Where Are They Now: M. Charles Bakst

We caught up with the legendary ProJo political columnist.
Interview has been edited and condensed.

When we profiled the Providence Journal’s Charlie Bakst in 1988, he was the leading political columnist in the state. Now seventy-four, he retired in 2008 after more than forty years at the ProJo. We asked about his career and what he thinks of covering politics in the digital age.

Who are the most memorable people you interviewed? Elie Wiesel and U.S. Rep. John Lewis of Georgia, a civil rights pioneer, both men of towering courage and eloquence. It was an honor. Mike Dukakis, Massachusetts governor and presidential candidate, was also great —accessible and solid.

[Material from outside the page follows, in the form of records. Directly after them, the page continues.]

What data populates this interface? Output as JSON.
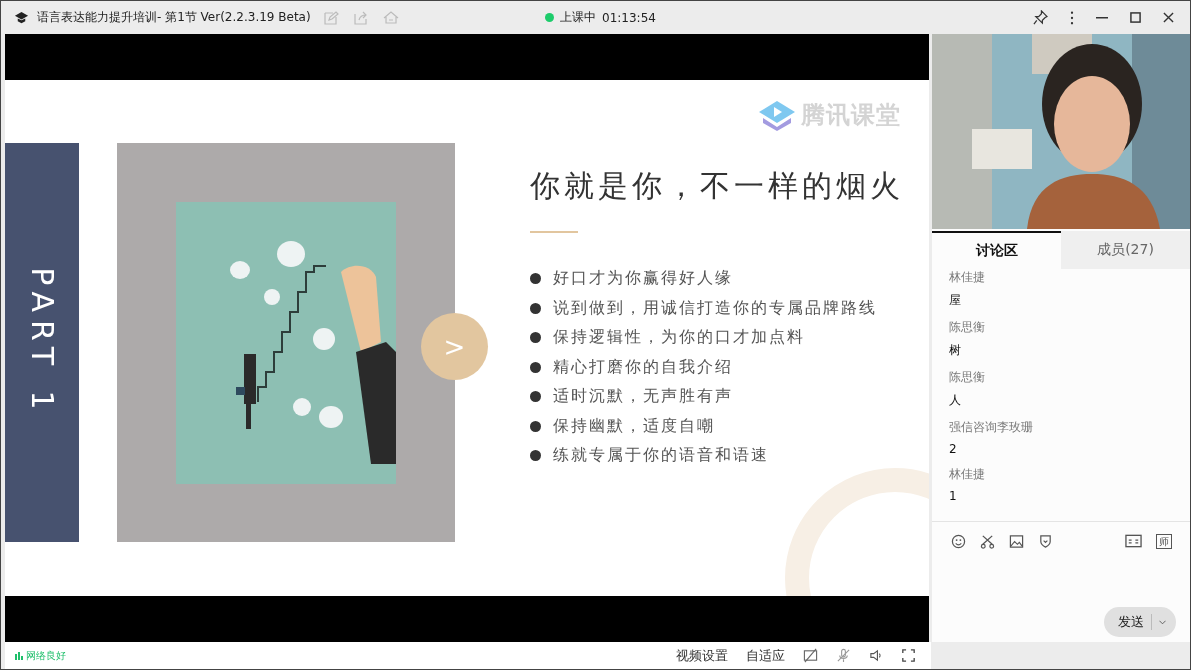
{
  "window": {
    "title": "语言表达能力提升培训- 第1节 Ver(2.2.3.19 Beta)",
    "status": "上课中",
    "timer": "01:13:54"
  },
  "slide": {
    "part_label": "PART 1",
    "next_button": ">",
    "logo": "腾讯课堂",
    "title": "你就是你，不一样的烟火",
    "bullets": [
      "好口才为你赢得好人缘",
      "说到做到，用诚信打造你的专属品牌路线",
      "保持逻辑性，为你的口才加点料",
      "精心打磨你的自我介绍",
      "适时沉默，无声胜有声",
      "保持幽默，适度自嘲",
      "练就专属于你的语音和语速"
    ]
  },
  "chat": {
    "tabs": [
      {
        "label": "讨论区",
        "selected": true
      },
      {
        "label": "成员(27)",
        "selected": false
      }
    ],
    "messages": [
      {
        "sender": "林佳捷",
        "text": "屋"
      },
      {
        "sender": "陈思衡",
        "text": "树"
      },
      {
        "sender": "陈思衡",
        "text": "人"
      },
      {
        "sender": "强信咨询李玫珊",
        "text": "2"
      },
      {
        "sender": "林佳捷",
        "text": "1"
      }
    ],
    "teacher_button": "师",
    "send_button": "发送"
  },
  "status_bar": {
    "network": "网络良好",
    "buttons": [
      "视频设置",
      "自适应"
    ]
  }
}
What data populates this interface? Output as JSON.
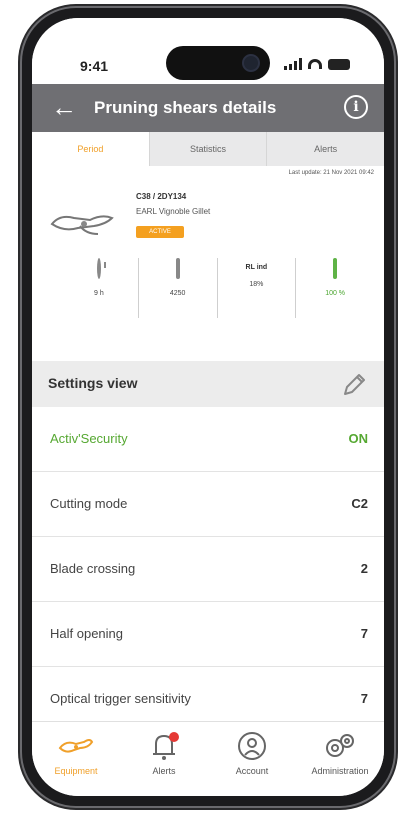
{
  "status_bar": {
    "time": "9:41"
  },
  "app_bar": {
    "title": "Pruning shears details"
  },
  "tabs": [
    {
      "label": "Period",
      "active": true
    },
    {
      "label": "Statistics",
      "active": false
    },
    {
      "label": "Alerts",
      "active": false
    }
  ],
  "detail": {
    "last_update": "Last update: 21 Nov 2021 09:42",
    "model": "C38 / 2DY134",
    "owner": "EARL Vignoble Gillet",
    "badge": "ACTIVE",
    "stats": [
      {
        "icon": "clock-icon",
        "value": "9 h"
      },
      {
        "icon": "blade-icon",
        "value": "4250"
      },
      {
        "label": "RL ind",
        "value": "18%"
      },
      {
        "icon": "battery-icon",
        "value": "100 %"
      }
    ]
  },
  "settings": {
    "title": "Settings view",
    "rows": [
      {
        "label": "Activ'Security",
        "value": "ON",
        "highlight": true
      },
      {
        "label": "Cutting mode",
        "value": "C2"
      },
      {
        "label": "Blade crossing",
        "value": "2"
      },
      {
        "label": "Half opening",
        "value": "7"
      },
      {
        "label": "Optical trigger sensitivity",
        "value": "7"
      }
    ]
  },
  "bottom_nav": [
    {
      "label": "Equipment",
      "icon": "shears-icon",
      "active": true
    },
    {
      "label": "Alerts",
      "icon": "bell-icon",
      "active": false
    },
    {
      "label": "Account",
      "icon": "account-icon",
      "active": false
    },
    {
      "label": "Administration",
      "icon": "gear-icon",
      "active": false
    }
  ],
  "colors": {
    "accent": "#f0a02a",
    "green": "#56a832",
    "appbar": "#6f6f73"
  }
}
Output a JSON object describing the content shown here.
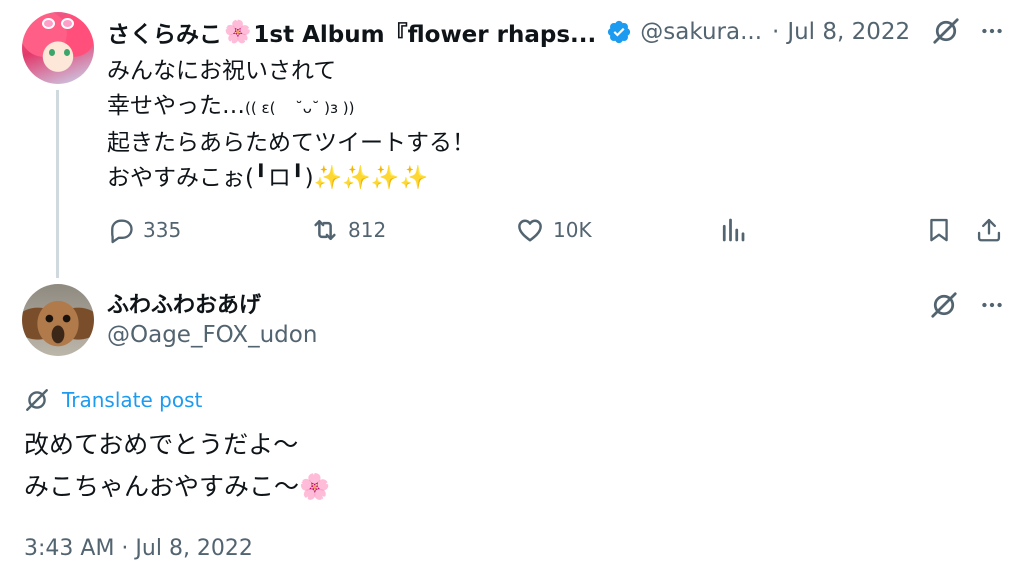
{
  "parent_tweet": {
    "author_name": "さくらみこ",
    "author_flower": "🌸",
    "author_album": "1st Album『flower rhaps...",
    "handle": "@sakura...",
    "separator": "·",
    "date": "Jul 8, 2022",
    "body_lines": [
      "みんなにお祝いされて",
      "幸せやった…",
      "起きたらあらためてツイートする！",
      "おやすみこぉ(╹ロ╹)✨✨✨✨"
    ],
    "body_line2_kaomoji": "(( ε(　 ˘ᴗ˘ )з ))",
    "actions": {
      "replies": "335",
      "retweets": "812",
      "likes": "10K"
    },
    "icons": {
      "verified": "verified-badge-icon",
      "grok": "grok-icon",
      "more": "more-icon",
      "reply": "reply-icon",
      "retweet": "retweet-icon",
      "like": "heart-icon",
      "views": "views-icon",
      "bookmark": "bookmark-icon",
      "share": "share-icon"
    }
  },
  "reply_tweet": {
    "author_name": "ふわふわおあげ",
    "handle": "@Oage_FOX_udon",
    "translate_label": "Translate post",
    "body_lines": [
      "改めておめでとうだよ〜",
      "みこちゃんおやすみこ〜🌸"
    ],
    "timestamp": "3:43 AM · Jul 8, 2022"
  },
  "colors": {
    "text_primary": "#0f1419",
    "text_secondary": "#536471",
    "accent": "#1d9bf0",
    "thread_line": "#cfd9de"
  }
}
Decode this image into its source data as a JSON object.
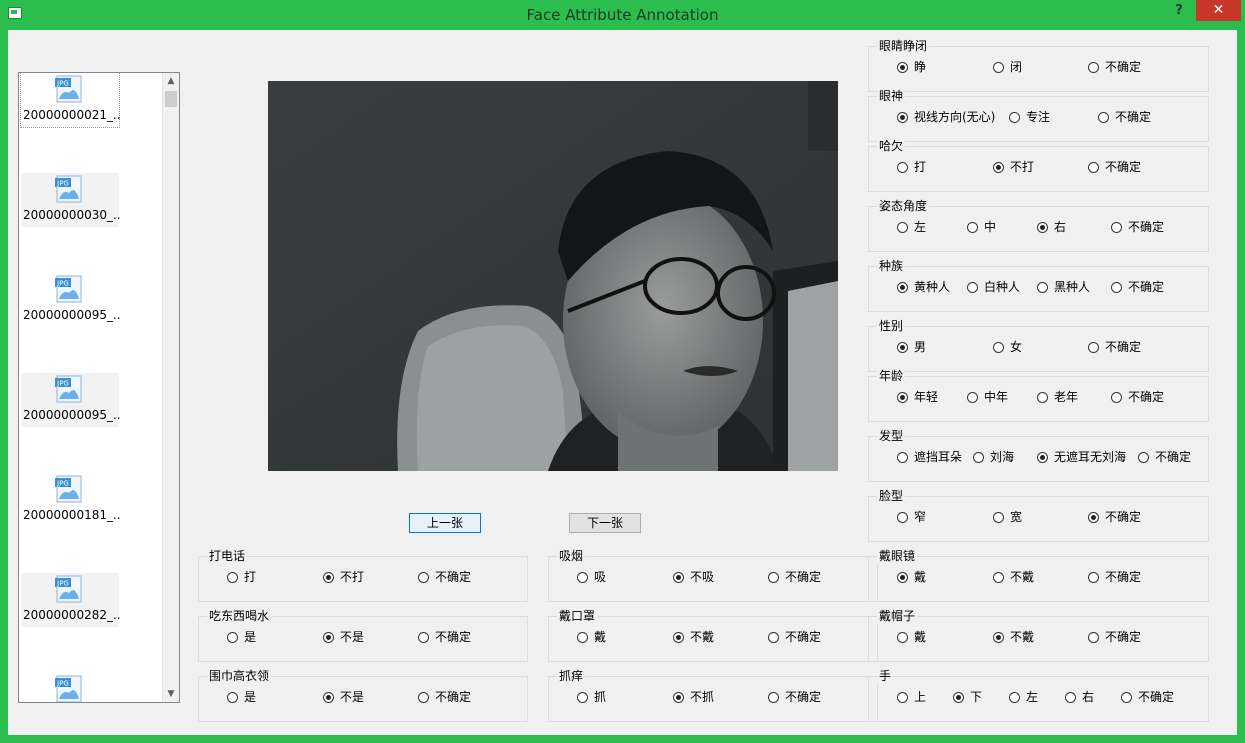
{
  "window": {
    "title": "Face Attribute Annotation",
    "help": "?",
    "close": "✕"
  },
  "files": [
    "20000000021_...",
    "20000000030_...",
    "20000000095_...",
    "20000000095_...",
    "20000000181_...",
    "20000000282_...",
    ""
  ],
  "file_icon_text": "JPG",
  "scroll": {
    "up": "▲",
    "down": "▼"
  },
  "nav": {
    "prev": "上一张",
    "next": "下一张"
  },
  "bottom_groups": [
    {
      "title": "打电话",
      "options": [
        "打",
        "不打",
        "不确定"
      ],
      "selected": 1
    },
    {
      "title": "吸烟",
      "options": [
        "吸",
        "不吸",
        "不确定"
      ],
      "selected": 1
    },
    {
      "title": "吃东西喝水",
      "options": [
        "是",
        "不是",
        "不确定"
      ],
      "selected": 1
    },
    {
      "title": "戴口罩",
      "options": [
        "戴",
        "不戴",
        "不确定"
      ],
      "selected": 1
    },
    {
      "title": "围巾高衣领",
      "options": [
        "是",
        "不是",
        "不确定"
      ],
      "selected": 1
    },
    {
      "title": "抓痒",
      "options": [
        "抓",
        "不抓",
        "不确定"
      ],
      "selected": 1
    }
  ],
  "right_groups": [
    {
      "title": "眼睛睁闭",
      "options": [
        "睁",
        "闭",
        "不确定"
      ],
      "selected": 0
    },
    {
      "title": "眼神",
      "options": [
        "视线方向(无心)",
        "专注",
        "不确定"
      ],
      "selected": 0
    },
    {
      "title": "哈欠",
      "options": [
        "打",
        "不打",
        "不确定"
      ],
      "selected": 1
    },
    {
      "title": "姿态角度",
      "options": [
        "左",
        "中",
        "右",
        "不确定"
      ],
      "selected": 2
    },
    {
      "title": "种族",
      "options": [
        "黄种人",
        "白种人",
        "黑种人",
        "不确定"
      ],
      "selected": 0
    },
    {
      "title": "性别",
      "options": [
        "男",
        "女",
        "不确定"
      ],
      "selected": 0
    },
    {
      "title": "年龄",
      "options": [
        "年轻",
        "中年",
        "老年",
        "不确定"
      ],
      "selected": 0
    },
    {
      "title": "发型",
      "options": [
        "遮挡耳朵",
        "刘海",
        "无遮耳无刘海",
        "不确定"
      ],
      "selected": 2
    },
    {
      "title": "脸型",
      "options": [
        "窄",
        "宽",
        "不确定"
      ],
      "selected": 2
    },
    {
      "title": "戴眼镜",
      "options": [
        "戴",
        "不戴",
        "不确定"
      ],
      "selected": 0
    },
    {
      "title": "戴帽子",
      "options": [
        "戴",
        "不戴",
        "不确定"
      ],
      "selected": 1
    },
    {
      "title": "手",
      "options": [
        "上",
        "下",
        "左",
        "右",
        "不确定"
      ],
      "selected": 1
    }
  ]
}
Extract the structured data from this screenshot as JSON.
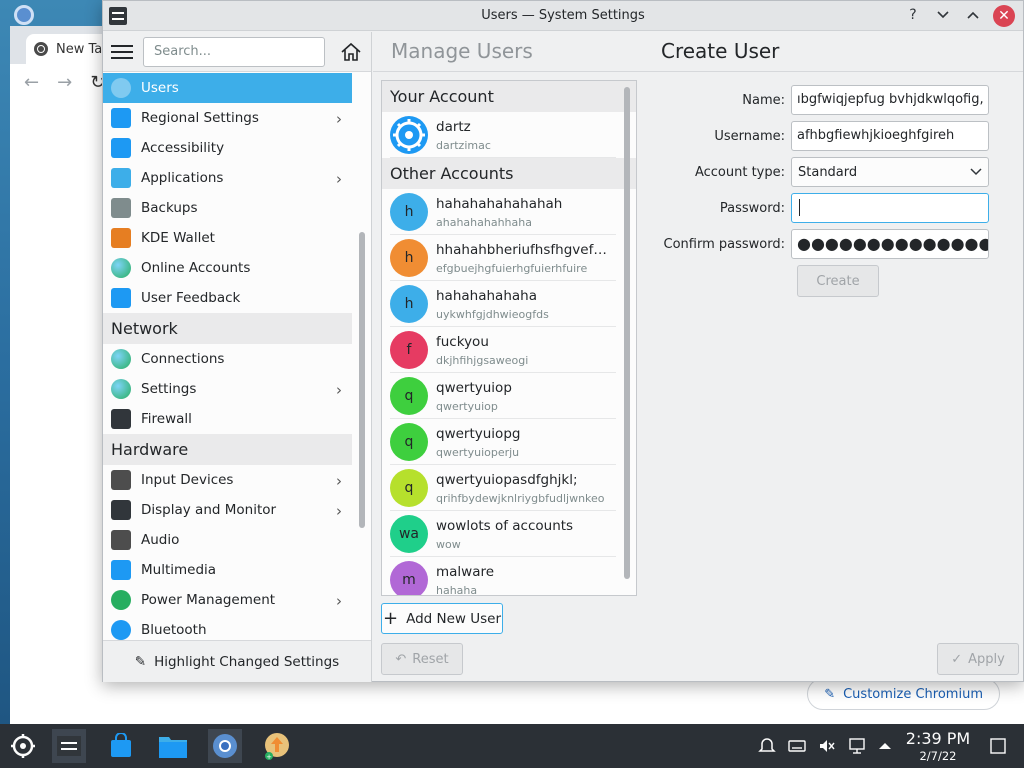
{
  "window": {
    "title": "Users — System Settings",
    "controls": {
      "help": "?",
      "minimize": "⌄",
      "maximize": "⌃",
      "close": "✕"
    }
  },
  "background_browser": {
    "tab_label": "New Tab",
    "customize_label": "Customize Chromium"
  },
  "sidebar": {
    "search_placeholder": "Search...",
    "items": [
      {
        "label": "Users",
        "icon": "users-icon",
        "active": true,
        "chevron": false
      },
      {
        "label": "Regional Settings",
        "icon": "regional-settings-icon",
        "chevron": true
      },
      {
        "label": "Accessibility",
        "icon": "accessibility-icon",
        "chevron": false
      },
      {
        "label": "Applications",
        "icon": "applications-icon",
        "chevron": true
      },
      {
        "label": "Backups",
        "icon": "backups-icon",
        "chevron": false
      },
      {
        "label": "KDE Wallet",
        "icon": "wallet-icon",
        "chevron": false
      },
      {
        "label": "Online Accounts",
        "icon": "online-accounts-icon",
        "chevron": false
      },
      {
        "label": "User Feedback",
        "icon": "user-feedback-icon",
        "chevron": false
      }
    ],
    "network_title": "Network",
    "network_items": [
      {
        "label": "Connections",
        "icon": "connections-icon",
        "chevron": false
      },
      {
        "label": "Settings",
        "icon": "network-settings-icon",
        "chevron": true
      },
      {
        "label": "Firewall",
        "icon": "firewall-icon",
        "chevron": false
      }
    ],
    "hardware_title": "Hardware",
    "hardware_items": [
      {
        "label": "Input Devices",
        "icon": "input-devices-icon",
        "chevron": true
      },
      {
        "label": "Display and Monitor",
        "icon": "display-icon",
        "chevron": true
      },
      {
        "label": "Audio",
        "icon": "audio-icon",
        "chevron": false
      },
      {
        "label": "Multimedia",
        "icon": "multimedia-icon",
        "chevron": false
      },
      {
        "label": "Power Management",
        "icon": "power-icon",
        "chevron": true
      },
      {
        "label": "Bluetooth",
        "icon": "bluetooth-icon",
        "chevron": false
      }
    ],
    "footer_label": "Highlight Changed Settings"
  },
  "main": {
    "breadcrumb_manage": "Manage Users",
    "breadcrumb_create": "Create User",
    "your_account_title": "Your Account",
    "your_account": {
      "name": "dartz",
      "login": "dartzimac"
    },
    "other_accounts_title": "Other Accounts",
    "other_accounts": [
      {
        "initial": "h",
        "name": "hahahahahahahah",
        "login": "ahahahahahhaha",
        "color": "#3daee9"
      },
      {
        "initial": "h",
        "name": "hhahahbheriufhsfhgvefsg...",
        "login": "efgbuejhgfuierhgfuierhfuire",
        "color": "#f08d33"
      },
      {
        "initial": "h",
        "name": "hahahahahaha",
        "login": "uykwhfgjdhwieogfds",
        "color": "#3daee9"
      },
      {
        "initial": "f",
        "name": "fuckyou",
        "login": "dkjhfihjgsaweogi",
        "color": "#e63b62"
      },
      {
        "initial": "q",
        "name": "qwertyuiop",
        "login": "qwertyuiop",
        "color": "#3ecf3e"
      },
      {
        "initial": "q",
        "name": "qwertyuiopg",
        "login": "qwertyuioperju",
        "color": "#3ecf3e"
      },
      {
        "initial": "q",
        "name": "qwertyuiopasdfghjkl;",
        "login": "qrihfbydewjknlriygbfudljwnkeo",
        "color": "#b6e02c"
      },
      {
        "initial": "wa",
        "name": "wowlots of accounts",
        "login": "wow",
        "color": "#1fcf8a"
      },
      {
        "initial": "m",
        "name": "malware",
        "login": "hahaha",
        "color": "#b168d6"
      }
    ],
    "add_user_label": "Add New User",
    "reset_label": "Reset",
    "apply_label": "Apply"
  },
  "form": {
    "name_label": "Name:",
    "name_value": "ıbgfwiqjepfug bvhjdkwlqofig, b",
    "username_label": "Username:",
    "username_value": "afhbgfiewhjkioeghfgireh",
    "account_type_label": "Account type:",
    "account_type_value": "Standard",
    "password_label": "Password:",
    "password_value": "",
    "confirm_label": "Confirm password:",
    "confirm_value": "●●●●●●●●●●●●●●",
    "create_label": "Create"
  },
  "taskbar": {
    "time": "2:39 PM",
    "date": "2/7/22"
  },
  "colors": {
    "accent": "#3daee9",
    "window_bg": "#eff0f1",
    "taskbar_bg": "#2b3036"
  }
}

What newspapers do you read? The print editions of the Journal, the Boston Globe, the New York Times and the Wall Street Journal, online the Washington Post. God bless websites, but I notice and absorb more if I can hold a paper in my hand. 

You’ve worked on campaigns for Democratic pols in the past. Will you do that again this election season? I am registered unaffiliated. When I vote in a primary, I immediately disaffiliate and go back to being independent. In 2016, I voted in the Republican presidential primary for John Kasich in the desperate hope of stopping Donald Trump. In the 2014 races, I lent a hand to GOP lieutenant governor candidate Catherine Taylor. I have worked for several Democrats, though never on a paid or full-time basis. I doubt that two of my favorites, Secretary of State Nellie Gorbea and Treasurer Seth Magaziner, will need my help this time, but I expect to get involved with Sheldon Whitehouse and Aaron Regunberg.

You’re a devoted Red Sox fan. A prediction for 2018? Hope for the best, prepare for the worst.